And, as with all of the strategies we develop, mine created the very experience I was trying to avoid. Making yourself needed will never result in feeling wanted, chosen, important or good enough. Instead, overfunctioning sets a contract up with others that says ‘don’t worry, you don’t have to consider me because I will take care of everything. I will adjust.’ The cry of the overfunctioner is ‘I give and give, why does no one ever consider me?’ The answer is, because you teach them not to consider you.

Duane has his own story, which drove his strategies and defenses. We got stuck in a pattern, as most couples do. Catherine overfunctions, cheerleads, plans, suggests; Duane avoids and distances; Catherine gets passive-aggressive and subtly critical; Duane attacks and threatens; Catherine moves the goal posts, backs off, makes everything okay. Catherine overfunctions, cheerleads, plans, suggests; Duane avoids and distances… In a dance like this, both parties end up reinforcing their own and each other’s fears about self in the basement.
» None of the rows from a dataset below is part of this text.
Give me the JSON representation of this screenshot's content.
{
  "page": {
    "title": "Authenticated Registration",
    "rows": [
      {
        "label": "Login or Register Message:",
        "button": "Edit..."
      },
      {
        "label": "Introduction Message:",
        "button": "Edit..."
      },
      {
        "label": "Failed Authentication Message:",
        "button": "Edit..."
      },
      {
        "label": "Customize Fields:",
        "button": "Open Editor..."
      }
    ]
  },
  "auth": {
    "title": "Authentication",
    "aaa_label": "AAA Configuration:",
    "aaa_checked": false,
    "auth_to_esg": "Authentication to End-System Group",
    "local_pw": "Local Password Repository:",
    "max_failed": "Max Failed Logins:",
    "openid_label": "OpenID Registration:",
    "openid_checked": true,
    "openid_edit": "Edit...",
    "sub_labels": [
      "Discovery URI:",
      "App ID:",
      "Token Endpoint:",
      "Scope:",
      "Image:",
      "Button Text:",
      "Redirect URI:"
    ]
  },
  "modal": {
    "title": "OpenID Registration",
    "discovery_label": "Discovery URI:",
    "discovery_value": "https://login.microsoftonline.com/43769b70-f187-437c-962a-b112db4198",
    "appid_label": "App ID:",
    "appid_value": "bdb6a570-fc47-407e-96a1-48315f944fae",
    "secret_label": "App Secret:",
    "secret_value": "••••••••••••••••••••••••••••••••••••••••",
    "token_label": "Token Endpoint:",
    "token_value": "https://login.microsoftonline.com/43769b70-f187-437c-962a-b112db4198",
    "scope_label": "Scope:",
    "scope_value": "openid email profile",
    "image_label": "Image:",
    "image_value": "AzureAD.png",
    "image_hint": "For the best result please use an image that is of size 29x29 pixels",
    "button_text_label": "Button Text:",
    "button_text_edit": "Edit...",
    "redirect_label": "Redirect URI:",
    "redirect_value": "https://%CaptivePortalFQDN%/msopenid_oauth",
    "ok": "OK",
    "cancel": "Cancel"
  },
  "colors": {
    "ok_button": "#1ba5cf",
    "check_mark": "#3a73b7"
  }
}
Duane and I were both well educated, well trained and experienced counsellors when this pattern played itself out in our relationship. I could have told you, from an intellectual perspective, exactly what was happening. I understood. I lacked courage, however, to really face my feelings. I would get scared and uncomfortable, and that anxiety would trigger the very behaviours that kept the whole cycle going.
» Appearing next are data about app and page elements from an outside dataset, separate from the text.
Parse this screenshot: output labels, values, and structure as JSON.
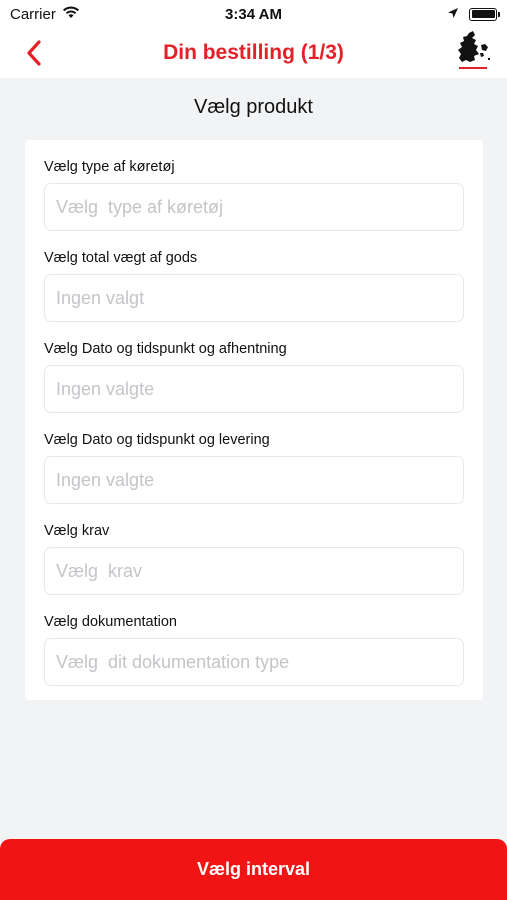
{
  "status_bar": {
    "carrier": "Carrier",
    "time": "3:34 AM"
  },
  "nav": {
    "title": "Din bestilling (1/3)",
    "accent_color": "#e32128"
  },
  "main": {
    "section_title": "Vælg produkt",
    "fields": [
      {
        "label": "Vælg type af køretøj",
        "placeholder": "Vælg  type af køretøj"
      },
      {
        "label": "Vælg total vægt af gods",
        "placeholder": "Ingen valgt"
      },
      {
        "label": "Vælg Dato og tidspunkt og afhentning",
        "placeholder": "Ingen valgte"
      },
      {
        "label": "Vælg Dato og tidspunkt og levering",
        "placeholder": "Ingen valgte"
      },
      {
        "label": "Vælg krav",
        "placeholder": "Vælg  krav"
      },
      {
        "label": "Vælg dokumentation",
        "placeholder": "Vælg  dit dokumentation type"
      }
    ]
  },
  "footer": {
    "button_label": "Vælg interval",
    "button_color": "#f01414"
  },
  "icons": [
    "wifi-icon",
    "location-arrow-icon",
    "battery-icon",
    "back-chevron-icon",
    "denmark-map-logo"
  ]
}
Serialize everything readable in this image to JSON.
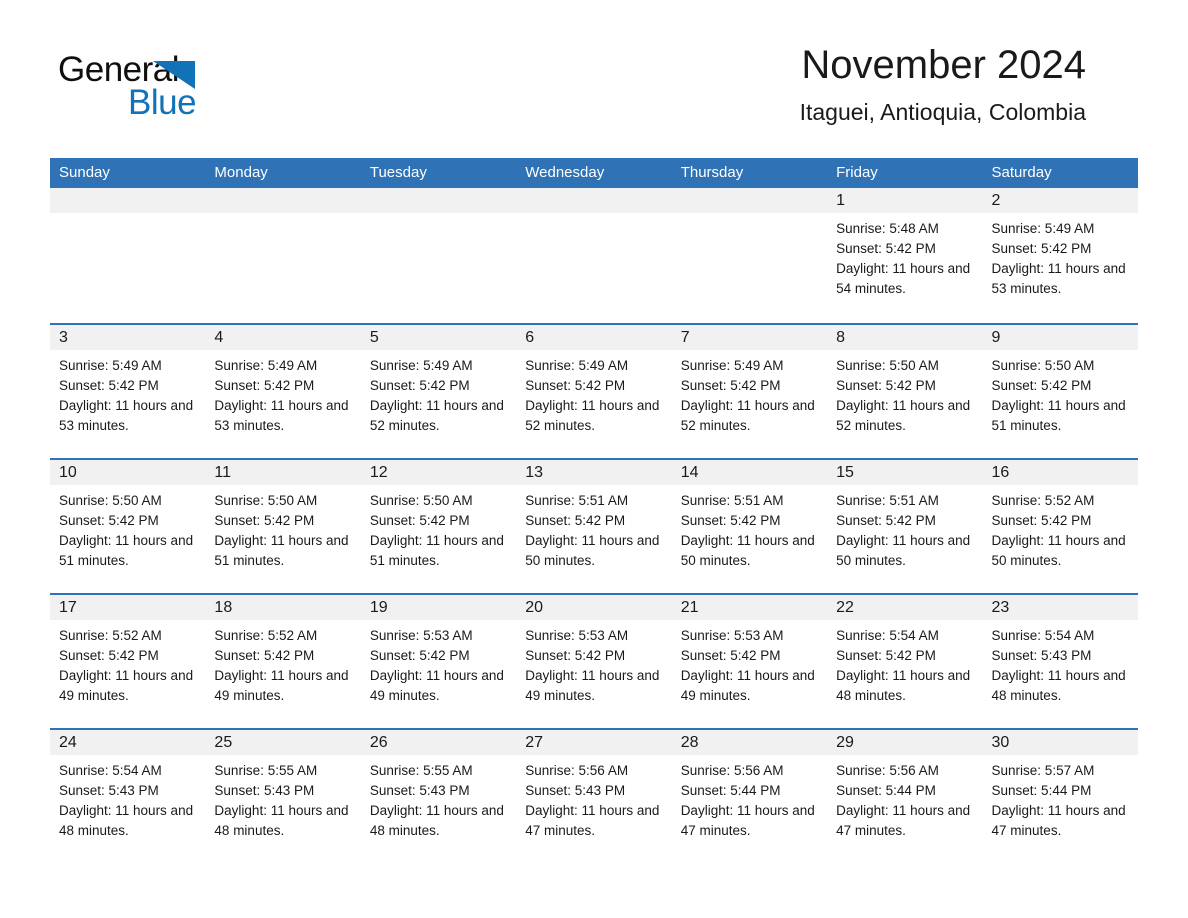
{
  "brand": {
    "name_part1": "General",
    "name_part2": "Blue",
    "triangle_color": "#1272b8"
  },
  "header": {
    "title": "November 2024",
    "location": "Itaguei, Antioquia, Colombia"
  },
  "theme": {
    "header_blue": "#2f72b5",
    "daynum_band": "#f1f1f1",
    "text": "#1a1a1a"
  },
  "calendar": {
    "weekdays": [
      "Sunday",
      "Monday",
      "Tuesday",
      "Wednesday",
      "Thursday",
      "Friday",
      "Saturday"
    ],
    "weeks": [
      [
        {
          "day": "",
          "sunrise": "",
          "sunset": "",
          "daylight": "",
          "empty": true
        },
        {
          "day": "",
          "sunrise": "",
          "sunset": "",
          "daylight": "",
          "empty": true
        },
        {
          "day": "",
          "sunrise": "",
          "sunset": "",
          "daylight": "",
          "empty": true
        },
        {
          "day": "",
          "sunrise": "",
          "sunset": "",
          "daylight": "",
          "empty": true
        },
        {
          "day": "",
          "sunrise": "",
          "sunset": "",
          "daylight": "",
          "empty": true
        },
        {
          "day": "1",
          "sunrise": "Sunrise: 5:48 AM",
          "sunset": "Sunset: 5:42 PM",
          "daylight": "Daylight: 11 hours and 54 minutes.",
          "empty": false
        },
        {
          "day": "2",
          "sunrise": "Sunrise: 5:49 AM",
          "sunset": "Sunset: 5:42 PM",
          "daylight": "Daylight: 11 hours and 53 minutes.",
          "empty": false
        }
      ],
      [
        {
          "day": "3",
          "sunrise": "Sunrise: 5:49 AM",
          "sunset": "Sunset: 5:42 PM",
          "daylight": "Daylight: 11 hours and 53 minutes.",
          "empty": false
        },
        {
          "day": "4",
          "sunrise": "Sunrise: 5:49 AM",
          "sunset": "Sunset: 5:42 PM",
          "daylight": "Daylight: 11 hours and 53 minutes.",
          "empty": false
        },
        {
          "day": "5",
          "sunrise": "Sunrise: 5:49 AM",
          "sunset": "Sunset: 5:42 PM",
          "daylight": "Daylight: 11 hours and 52 minutes.",
          "empty": false
        },
        {
          "day": "6",
          "sunrise": "Sunrise: 5:49 AM",
          "sunset": "Sunset: 5:42 PM",
          "daylight": "Daylight: 11 hours and 52 minutes.",
          "empty": false
        },
        {
          "day": "7",
          "sunrise": "Sunrise: 5:49 AM",
          "sunset": "Sunset: 5:42 PM",
          "daylight": "Daylight: 11 hours and 52 minutes.",
          "empty": false
        },
        {
          "day": "8",
          "sunrise": "Sunrise: 5:50 AM",
          "sunset": "Sunset: 5:42 PM",
          "daylight": "Daylight: 11 hours and 52 minutes.",
          "empty": false
        },
        {
          "day": "9",
          "sunrise": "Sunrise: 5:50 AM",
          "sunset": "Sunset: 5:42 PM",
          "daylight": "Daylight: 11 hours and 51 minutes.",
          "empty": false
        }
      ],
      [
        {
          "day": "10",
          "sunrise": "Sunrise: 5:50 AM",
          "sunset": "Sunset: 5:42 PM",
          "daylight": "Daylight: 11 hours and 51 minutes.",
          "empty": false
        },
        {
          "day": "11",
          "sunrise": "Sunrise: 5:50 AM",
          "sunset": "Sunset: 5:42 PM",
          "daylight": "Daylight: 11 hours and 51 minutes.",
          "empty": false
        },
        {
          "day": "12",
          "sunrise": "Sunrise: 5:50 AM",
          "sunset": "Sunset: 5:42 PM",
          "daylight": "Daylight: 11 hours and 51 minutes.",
          "empty": false
        },
        {
          "day": "13",
          "sunrise": "Sunrise: 5:51 AM",
          "sunset": "Sunset: 5:42 PM",
          "daylight": "Daylight: 11 hours and 50 minutes.",
          "empty": false
        },
        {
          "day": "14",
          "sunrise": "Sunrise: 5:51 AM",
          "sunset": "Sunset: 5:42 PM",
          "daylight": "Daylight: 11 hours and 50 minutes.",
          "empty": false
        },
        {
          "day": "15",
          "sunrise": "Sunrise: 5:51 AM",
          "sunset": "Sunset: 5:42 PM",
          "daylight": "Daylight: 11 hours and 50 minutes.",
          "empty": false
        },
        {
          "day": "16",
          "sunrise": "Sunrise: 5:52 AM",
          "sunset": "Sunset: 5:42 PM",
          "daylight": "Daylight: 11 hours and 50 minutes.",
          "empty": false
        }
      ],
      [
        {
          "day": "17",
          "sunrise": "Sunrise: 5:52 AM",
          "sunset": "Sunset: 5:42 PM",
          "daylight": "Daylight: 11 hours and 49 minutes.",
          "empty": false
        },
        {
          "day": "18",
          "sunrise": "Sunrise: 5:52 AM",
          "sunset": "Sunset: 5:42 PM",
          "daylight": "Daylight: 11 hours and 49 minutes.",
          "empty": false
        },
        {
          "day": "19",
          "sunrise": "Sunrise: 5:53 AM",
          "sunset": "Sunset: 5:42 PM",
          "daylight": "Daylight: 11 hours and 49 minutes.",
          "empty": false
        },
        {
          "day": "20",
          "sunrise": "Sunrise: 5:53 AM",
          "sunset": "Sunset: 5:42 PM",
          "daylight": "Daylight: 11 hours and 49 minutes.",
          "empty": false
        },
        {
          "day": "21",
          "sunrise": "Sunrise: 5:53 AM",
          "sunset": "Sunset: 5:42 PM",
          "daylight": "Daylight: 11 hours and 49 minutes.",
          "empty": false
        },
        {
          "day": "22",
          "sunrise": "Sunrise: 5:54 AM",
          "sunset": "Sunset: 5:42 PM",
          "daylight": "Daylight: 11 hours and 48 minutes.",
          "empty": false
        },
        {
          "day": "23",
          "sunrise": "Sunrise: 5:54 AM",
          "sunset": "Sunset: 5:43 PM",
          "daylight": "Daylight: 11 hours and 48 minutes.",
          "empty": false
        }
      ],
      [
        {
          "day": "24",
          "sunrise": "Sunrise: 5:54 AM",
          "sunset": "Sunset: 5:43 PM",
          "daylight": "Daylight: 11 hours and 48 minutes.",
          "empty": false
        },
        {
          "day": "25",
          "sunrise": "Sunrise: 5:55 AM",
          "sunset": "Sunset: 5:43 PM",
          "daylight": "Daylight: 11 hours and 48 minutes.",
          "empty": false
        },
        {
          "day": "26",
          "sunrise": "Sunrise: 5:55 AM",
          "sunset": "Sunset: 5:43 PM",
          "daylight": "Daylight: 11 hours and 48 minutes.",
          "empty": false
        },
        {
          "day": "27",
          "sunrise": "Sunrise: 5:56 AM",
          "sunset": "Sunset: 5:43 PM",
          "daylight": "Daylight: 11 hours and 47 minutes.",
          "empty": false
        },
        {
          "day": "28",
          "sunrise": "Sunrise: 5:56 AM",
          "sunset": "Sunset: 5:44 PM",
          "daylight": "Daylight: 11 hours and 47 minutes.",
          "empty": false
        },
        {
          "day": "29",
          "sunrise": "Sunrise: 5:56 AM",
          "sunset": "Sunset: 5:44 PM",
          "daylight": "Daylight: 11 hours and 47 minutes.",
          "empty": false
        },
        {
          "day": "30",
          "sunrise": "Sunrise: 5:57 AM",
          "sunset": "Sunset: 5:44 PM",
          "daylight": "Daylight: 11 hours and 47 minutes.",
          "empty": false
        }
      ]
    ]
  }
}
Until I had a showdown with myself. Instead of letting anxiety drive my decisions, I decided to face my fear. To feel it, rather than kick in to fix it. When you are able to contain your emotional experience, it is an opportunity to reflect (instead of reloading your familiar strategies). The feelings that surface are a window to the past. In those moments, someone is knocking on the door to the basement, and you are the only one who can answer.
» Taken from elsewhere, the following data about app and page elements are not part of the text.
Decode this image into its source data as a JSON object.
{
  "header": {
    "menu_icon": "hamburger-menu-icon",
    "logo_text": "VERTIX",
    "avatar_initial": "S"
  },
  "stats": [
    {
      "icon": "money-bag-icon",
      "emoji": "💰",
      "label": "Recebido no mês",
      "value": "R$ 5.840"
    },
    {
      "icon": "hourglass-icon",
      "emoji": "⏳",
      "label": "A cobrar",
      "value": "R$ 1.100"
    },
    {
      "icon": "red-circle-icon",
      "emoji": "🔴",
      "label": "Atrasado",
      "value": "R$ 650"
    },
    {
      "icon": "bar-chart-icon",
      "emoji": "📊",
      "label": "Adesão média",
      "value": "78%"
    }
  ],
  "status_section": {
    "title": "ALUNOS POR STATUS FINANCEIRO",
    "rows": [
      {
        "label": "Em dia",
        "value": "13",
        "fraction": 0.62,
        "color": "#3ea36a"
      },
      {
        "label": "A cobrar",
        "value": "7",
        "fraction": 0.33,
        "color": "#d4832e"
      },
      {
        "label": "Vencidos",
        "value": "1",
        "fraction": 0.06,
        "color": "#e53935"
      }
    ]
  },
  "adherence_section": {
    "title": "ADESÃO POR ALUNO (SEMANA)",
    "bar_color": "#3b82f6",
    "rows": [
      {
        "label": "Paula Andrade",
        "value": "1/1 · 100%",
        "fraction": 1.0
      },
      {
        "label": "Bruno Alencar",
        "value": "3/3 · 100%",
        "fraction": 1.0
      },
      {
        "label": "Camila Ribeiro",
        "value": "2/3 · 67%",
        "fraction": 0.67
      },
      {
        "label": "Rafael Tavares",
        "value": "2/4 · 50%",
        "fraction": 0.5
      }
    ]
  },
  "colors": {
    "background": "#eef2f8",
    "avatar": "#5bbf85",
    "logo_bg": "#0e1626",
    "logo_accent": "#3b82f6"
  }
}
One day, after Duane had made one of his not-so-subtle threats implying that this relationship wasn’t working out, I took a good look at myself in the mirror. I answered the knock on the door to the basement, instead of running to my strategies. I realized that every time I overfunctioned, I was telling myself, “Who I am is not enough.” I needed to change my relationship with myself first, and let my relationship with Duane be the thing to potentially adjust, instead of me.  I needed commit to believing that who I am is enough, flaws and all, and let those who may not agree continue on their way.

I said hello to my own soul, instead of looking for my soulmate.

From there, I knew what I had to do. I hung on to myself really hard, sat Duane down, held his hand, and said, “I love you. I want this relationship to work. And the next time you say to me that you don’t think this relationship is working, I will believe you.” I let go of my strategies: I was real.

Want to know more? Check out ‘REAL: The Power of Authentic Connection’ by Catherine and Duane O’Kane.